I remember the game, the runner was not on third and did not score in that inning. By rule, when a fielder throws a ball into the stands, all the base runners are awarded ONE base. Since the runner did not score, the official scorer ruled that the runner advanced on a “fielder’s choice”, so Nixon was not charged with an error. If the base runner had subsequently scored as a result of Nixon’s “choice”, I am sure the official scorer would have ruled it an error, since otherwise the pitch would have unfairly been charged with an earned run.
Understood and thank you for reminding me of that rule. Of course, the intention of the rule was to prevent runners from clearing the bases when an errant throw was made into the stands.
When I was a kid, we played ball by pre-1901 rules. There were three reasons for that:
We considered, for a time, even reverting further back than 1901. Baseball once had a rule that you could score a put out on a base runner by hitting him with a thrown ball legally in play while he was off the base paths. But after careful deliberation, we thought that rule wise to avoid getting someone seriously injured.

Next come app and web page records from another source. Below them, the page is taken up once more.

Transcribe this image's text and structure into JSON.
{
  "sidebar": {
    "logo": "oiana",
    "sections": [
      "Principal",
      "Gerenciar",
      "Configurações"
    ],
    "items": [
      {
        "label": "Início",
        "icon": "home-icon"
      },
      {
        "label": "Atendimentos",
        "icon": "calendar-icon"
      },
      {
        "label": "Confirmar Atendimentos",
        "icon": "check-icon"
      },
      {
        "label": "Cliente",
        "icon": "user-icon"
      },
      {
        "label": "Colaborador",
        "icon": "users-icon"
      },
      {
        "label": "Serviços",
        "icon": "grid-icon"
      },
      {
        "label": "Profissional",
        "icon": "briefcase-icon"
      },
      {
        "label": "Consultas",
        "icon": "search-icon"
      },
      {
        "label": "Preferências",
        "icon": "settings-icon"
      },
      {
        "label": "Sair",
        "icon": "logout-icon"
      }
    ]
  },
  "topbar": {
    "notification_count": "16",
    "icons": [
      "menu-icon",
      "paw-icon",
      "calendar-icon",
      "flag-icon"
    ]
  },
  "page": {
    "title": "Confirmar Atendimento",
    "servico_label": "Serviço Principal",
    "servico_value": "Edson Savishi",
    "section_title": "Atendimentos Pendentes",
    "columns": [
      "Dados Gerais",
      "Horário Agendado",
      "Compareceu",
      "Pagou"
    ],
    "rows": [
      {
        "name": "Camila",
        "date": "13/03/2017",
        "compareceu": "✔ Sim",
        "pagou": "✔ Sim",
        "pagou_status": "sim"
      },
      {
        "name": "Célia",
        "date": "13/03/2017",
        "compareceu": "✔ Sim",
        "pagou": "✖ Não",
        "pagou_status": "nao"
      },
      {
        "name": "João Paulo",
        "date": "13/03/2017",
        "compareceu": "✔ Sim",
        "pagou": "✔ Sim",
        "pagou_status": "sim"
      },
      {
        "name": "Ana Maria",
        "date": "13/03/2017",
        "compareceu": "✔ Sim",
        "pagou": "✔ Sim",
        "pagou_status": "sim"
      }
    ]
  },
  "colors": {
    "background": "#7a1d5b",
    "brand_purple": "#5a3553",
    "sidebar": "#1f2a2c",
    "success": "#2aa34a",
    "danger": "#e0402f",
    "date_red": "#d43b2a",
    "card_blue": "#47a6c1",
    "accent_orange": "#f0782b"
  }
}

People forget that in the beginning days of the game, a baseball was much softer than it is now and often lopsided from extended use.
We laugh when we see those old gloves (little pliability and requiring both hands to make a catch) in museums and such, but some of us kids actually played with those gloves before our parents bought us the more modern versions. This was in the late 1960s, so not so long ago.